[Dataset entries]
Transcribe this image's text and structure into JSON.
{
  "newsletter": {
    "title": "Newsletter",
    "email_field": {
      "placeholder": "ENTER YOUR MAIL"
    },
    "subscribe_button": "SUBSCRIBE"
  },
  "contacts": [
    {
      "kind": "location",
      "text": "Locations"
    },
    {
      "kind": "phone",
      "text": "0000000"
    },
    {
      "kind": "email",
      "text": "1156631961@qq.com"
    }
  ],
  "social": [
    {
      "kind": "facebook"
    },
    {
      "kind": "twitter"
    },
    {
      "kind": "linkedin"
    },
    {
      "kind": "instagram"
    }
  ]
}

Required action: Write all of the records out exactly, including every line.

Exercise solution:
Transcribe this image's text and structure into JSON.
{
  "newsletter": {
    "title": "Newsletter",
    "email_field": {
      "placeholder": "ENTER YOUR MAIL"
    },
    "subscribe_button": "SUBSCRIBE"
  },
  "contacts": [
    {
      "kind": "location",
      "text": "Locations"
    },
    {
      "kind": "phone",
      "text": "0000000"
    },
    {
      "kind": "email",
      "text": "1156631961@qq.com"
    }
  ],
  "social": [
    {
      "kind": "facebook"
    },
    {
      "kind": "twitter"
    },
    {
      "kind": "linkedin"
    },
    {
      "kind": "instagram"
    }
  ]
}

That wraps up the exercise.